BRIEF: Select all lines holding the word "access" from the entries that follow.
○ ○ ○ ○ ○
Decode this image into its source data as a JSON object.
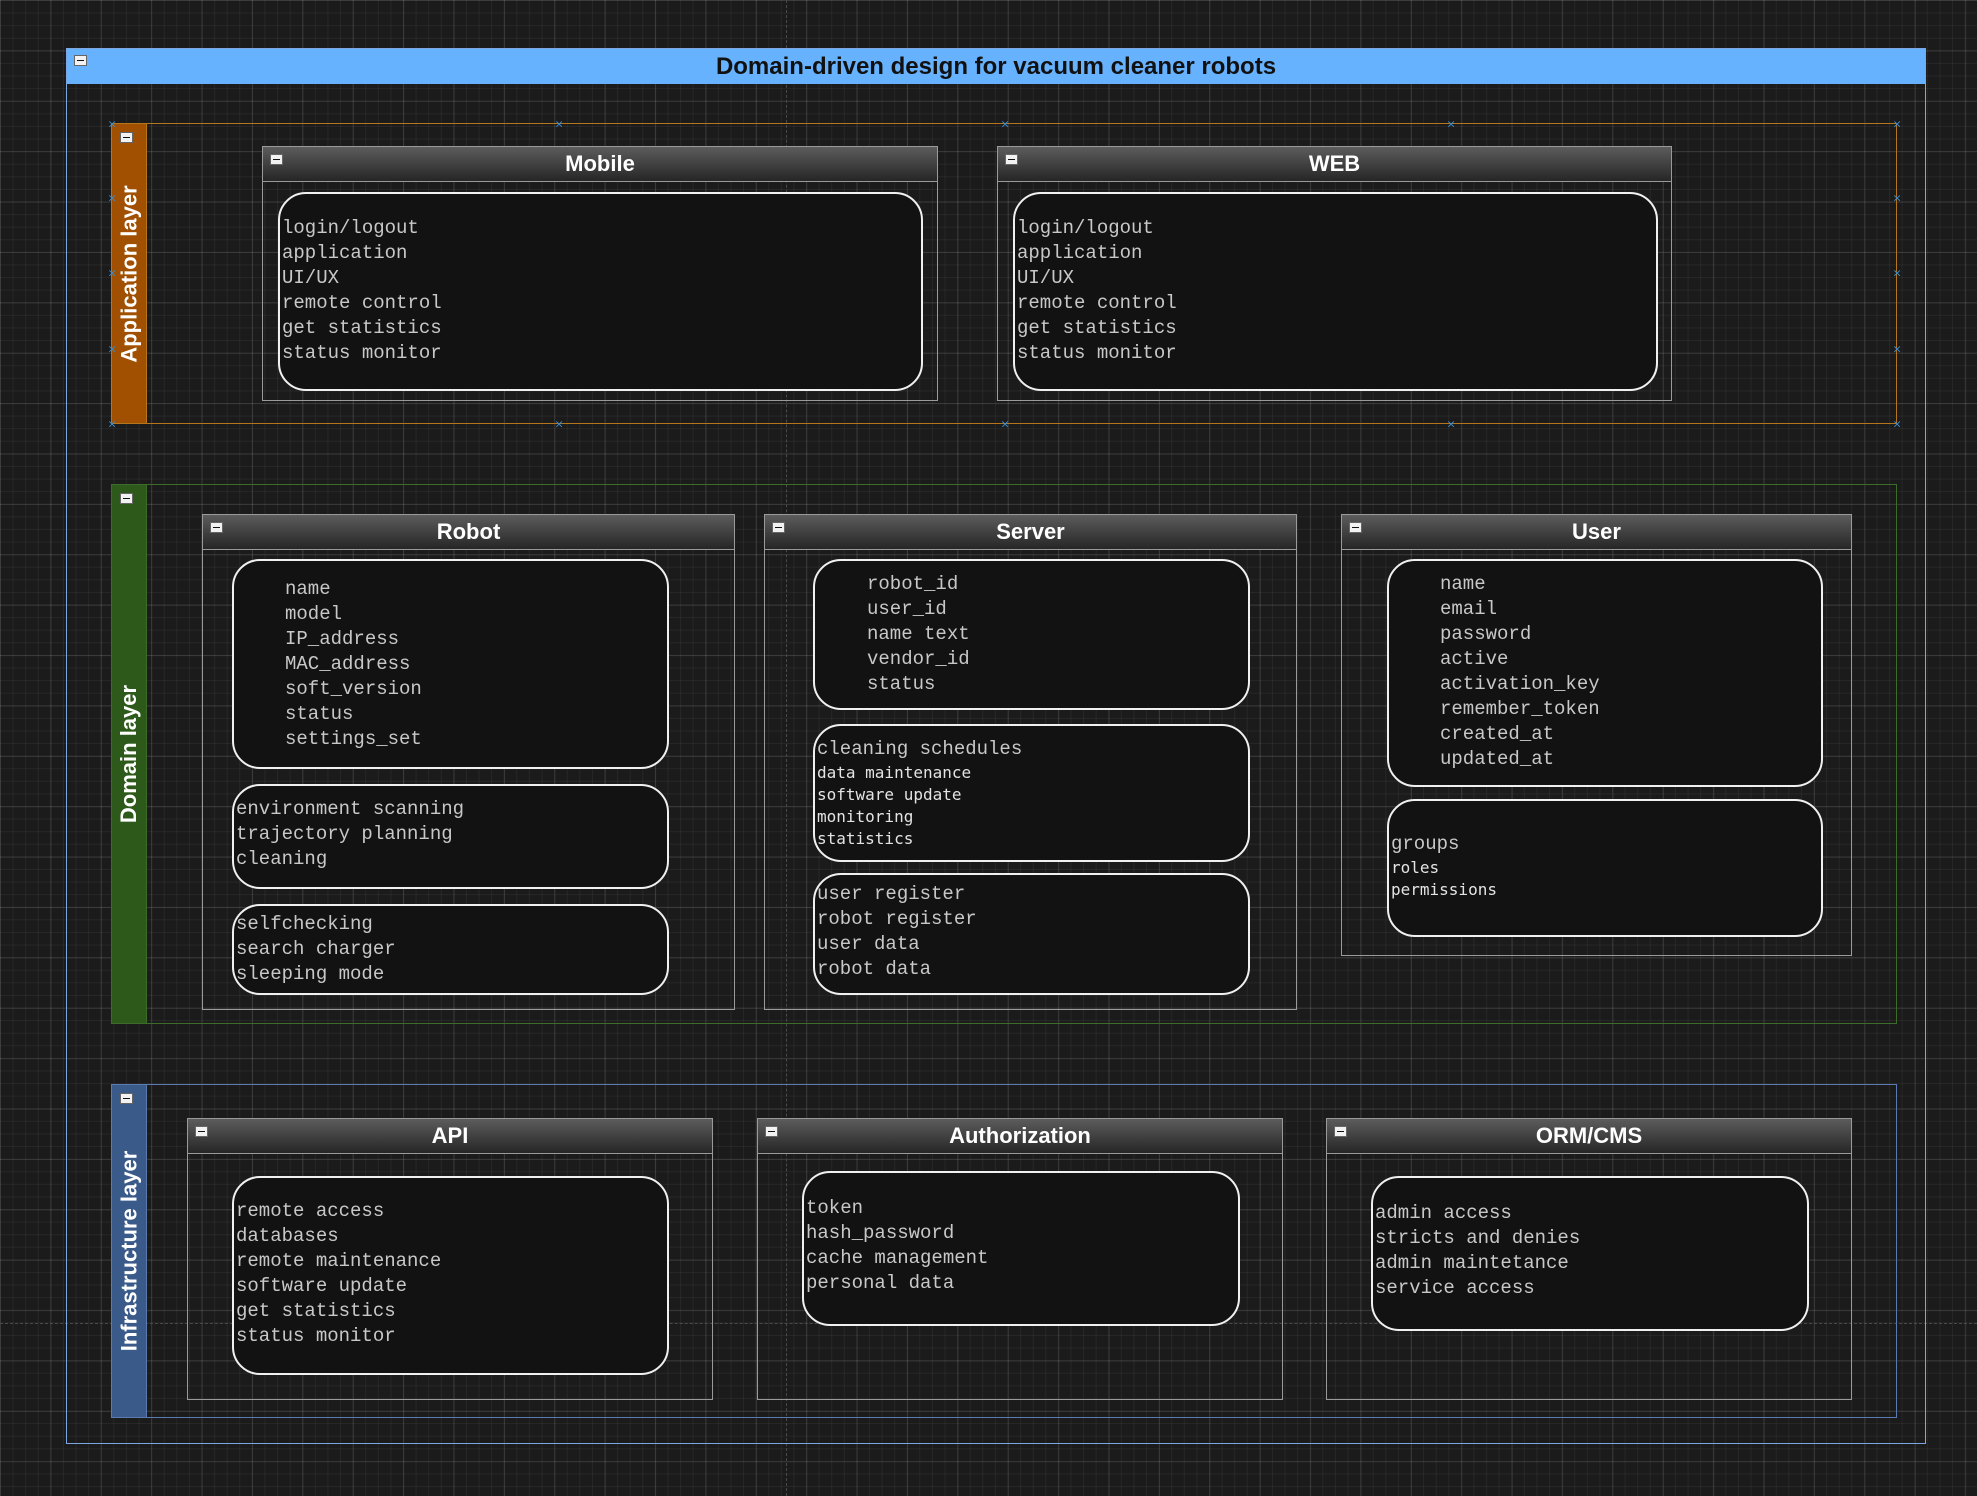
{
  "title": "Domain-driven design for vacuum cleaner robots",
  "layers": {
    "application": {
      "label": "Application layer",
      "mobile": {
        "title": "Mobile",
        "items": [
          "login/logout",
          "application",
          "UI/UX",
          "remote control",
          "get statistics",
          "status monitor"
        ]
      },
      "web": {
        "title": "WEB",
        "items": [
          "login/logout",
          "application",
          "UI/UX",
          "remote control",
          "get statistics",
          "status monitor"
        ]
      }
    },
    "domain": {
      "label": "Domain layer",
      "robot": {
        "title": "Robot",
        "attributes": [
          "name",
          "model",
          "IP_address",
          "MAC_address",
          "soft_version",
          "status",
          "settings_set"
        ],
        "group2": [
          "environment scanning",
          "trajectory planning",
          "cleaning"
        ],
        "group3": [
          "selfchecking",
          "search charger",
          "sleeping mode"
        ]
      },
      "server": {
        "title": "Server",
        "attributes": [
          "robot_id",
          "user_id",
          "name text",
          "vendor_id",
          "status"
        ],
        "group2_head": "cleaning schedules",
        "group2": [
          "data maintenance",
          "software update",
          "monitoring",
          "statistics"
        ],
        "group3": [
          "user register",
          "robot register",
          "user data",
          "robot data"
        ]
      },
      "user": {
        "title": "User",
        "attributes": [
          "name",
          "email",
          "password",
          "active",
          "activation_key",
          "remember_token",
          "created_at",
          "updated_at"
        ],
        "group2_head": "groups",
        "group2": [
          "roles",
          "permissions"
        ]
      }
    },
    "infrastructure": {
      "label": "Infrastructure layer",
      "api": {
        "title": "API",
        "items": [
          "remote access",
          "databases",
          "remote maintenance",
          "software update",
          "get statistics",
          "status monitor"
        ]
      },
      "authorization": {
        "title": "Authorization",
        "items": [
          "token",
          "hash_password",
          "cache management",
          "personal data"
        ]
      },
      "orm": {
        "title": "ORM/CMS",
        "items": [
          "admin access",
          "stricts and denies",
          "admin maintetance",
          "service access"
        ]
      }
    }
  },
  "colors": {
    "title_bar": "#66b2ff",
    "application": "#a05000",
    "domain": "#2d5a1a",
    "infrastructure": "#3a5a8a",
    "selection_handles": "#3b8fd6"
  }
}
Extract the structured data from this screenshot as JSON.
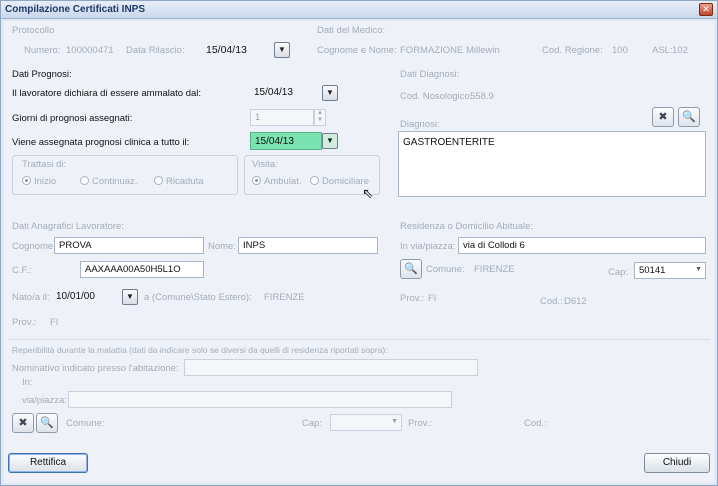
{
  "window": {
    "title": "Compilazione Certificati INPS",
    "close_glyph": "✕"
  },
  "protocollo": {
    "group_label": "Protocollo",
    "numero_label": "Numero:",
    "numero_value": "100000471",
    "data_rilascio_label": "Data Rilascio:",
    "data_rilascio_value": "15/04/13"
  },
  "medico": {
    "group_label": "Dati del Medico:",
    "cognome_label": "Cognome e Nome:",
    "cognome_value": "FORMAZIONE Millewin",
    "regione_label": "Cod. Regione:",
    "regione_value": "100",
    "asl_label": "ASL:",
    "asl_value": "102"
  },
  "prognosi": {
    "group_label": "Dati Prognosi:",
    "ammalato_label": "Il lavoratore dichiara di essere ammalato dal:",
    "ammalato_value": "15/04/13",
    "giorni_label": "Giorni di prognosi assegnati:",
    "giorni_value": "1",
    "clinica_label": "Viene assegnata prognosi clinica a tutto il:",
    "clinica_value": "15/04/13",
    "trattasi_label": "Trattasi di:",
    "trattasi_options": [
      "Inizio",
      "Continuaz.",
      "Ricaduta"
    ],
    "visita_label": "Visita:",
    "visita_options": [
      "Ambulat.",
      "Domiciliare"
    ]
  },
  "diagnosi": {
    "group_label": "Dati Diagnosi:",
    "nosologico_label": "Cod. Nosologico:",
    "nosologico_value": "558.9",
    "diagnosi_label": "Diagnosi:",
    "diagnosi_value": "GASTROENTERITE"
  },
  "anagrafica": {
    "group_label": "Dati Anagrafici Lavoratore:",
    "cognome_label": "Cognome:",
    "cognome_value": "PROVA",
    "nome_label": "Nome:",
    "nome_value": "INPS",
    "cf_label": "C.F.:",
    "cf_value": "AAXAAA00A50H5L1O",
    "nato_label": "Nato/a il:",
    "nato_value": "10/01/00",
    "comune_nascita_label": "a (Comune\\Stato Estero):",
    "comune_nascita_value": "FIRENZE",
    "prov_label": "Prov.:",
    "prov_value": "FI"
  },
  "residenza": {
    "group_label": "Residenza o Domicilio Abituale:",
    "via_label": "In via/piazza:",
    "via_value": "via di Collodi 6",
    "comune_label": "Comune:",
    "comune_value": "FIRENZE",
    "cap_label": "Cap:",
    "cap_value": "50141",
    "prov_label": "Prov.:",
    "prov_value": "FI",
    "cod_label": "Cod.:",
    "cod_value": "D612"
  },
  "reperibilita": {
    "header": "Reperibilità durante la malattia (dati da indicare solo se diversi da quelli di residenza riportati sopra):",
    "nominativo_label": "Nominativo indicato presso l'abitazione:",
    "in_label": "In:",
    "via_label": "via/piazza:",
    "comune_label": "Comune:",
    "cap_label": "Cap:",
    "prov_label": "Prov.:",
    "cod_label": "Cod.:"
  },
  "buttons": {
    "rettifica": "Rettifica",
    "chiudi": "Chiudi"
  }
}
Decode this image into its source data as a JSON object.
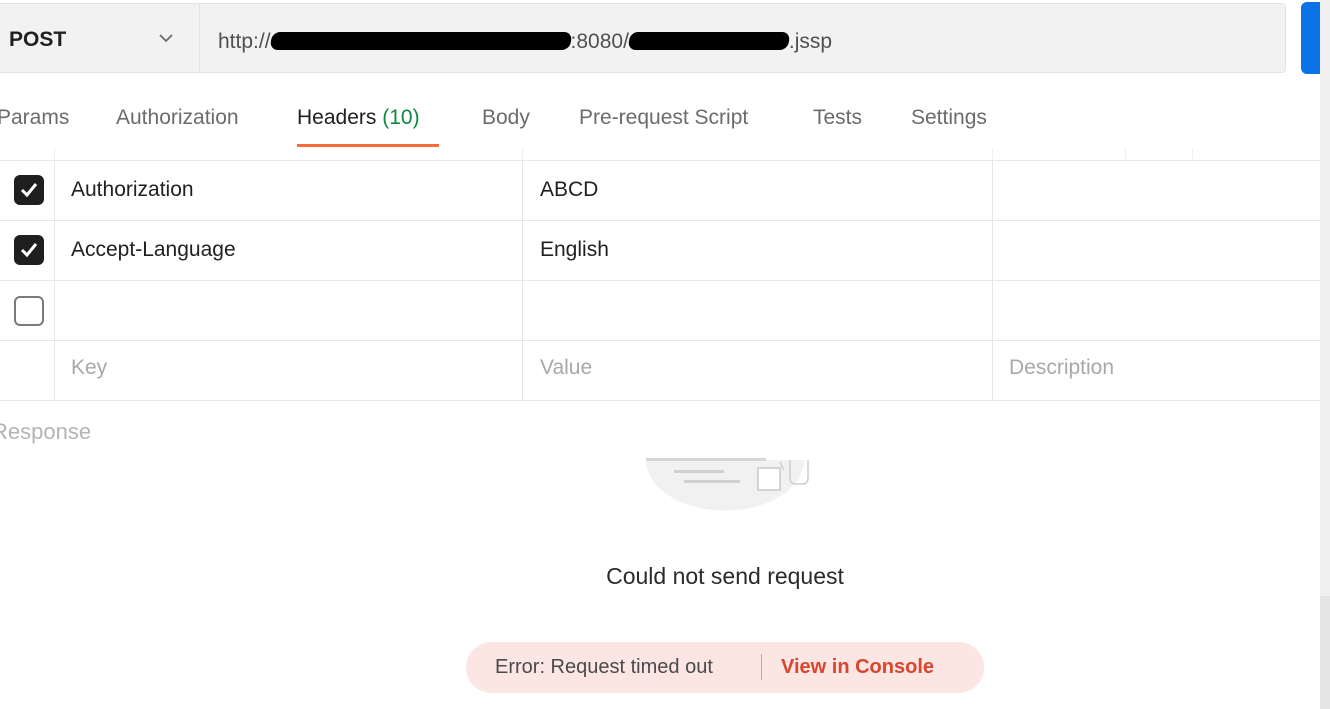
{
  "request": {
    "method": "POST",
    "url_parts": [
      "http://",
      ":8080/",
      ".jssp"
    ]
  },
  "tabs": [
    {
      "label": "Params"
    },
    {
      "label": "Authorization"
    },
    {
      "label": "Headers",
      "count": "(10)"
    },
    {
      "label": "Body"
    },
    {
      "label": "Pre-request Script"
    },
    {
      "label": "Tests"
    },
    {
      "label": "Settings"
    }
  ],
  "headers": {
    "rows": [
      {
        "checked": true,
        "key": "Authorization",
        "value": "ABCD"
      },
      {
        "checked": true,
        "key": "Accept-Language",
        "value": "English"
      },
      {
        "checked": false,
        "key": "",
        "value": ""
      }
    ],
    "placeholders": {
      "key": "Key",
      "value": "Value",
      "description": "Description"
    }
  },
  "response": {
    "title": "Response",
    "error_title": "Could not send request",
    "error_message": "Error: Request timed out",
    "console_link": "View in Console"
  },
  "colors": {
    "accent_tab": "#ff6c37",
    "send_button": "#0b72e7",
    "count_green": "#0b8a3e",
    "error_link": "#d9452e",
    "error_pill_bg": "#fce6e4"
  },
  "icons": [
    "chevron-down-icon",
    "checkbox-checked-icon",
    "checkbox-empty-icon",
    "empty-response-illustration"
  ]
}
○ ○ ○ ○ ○
ANSWER TO THIS EXERCISE:
          "remote access",
          "admin access",
          "service access"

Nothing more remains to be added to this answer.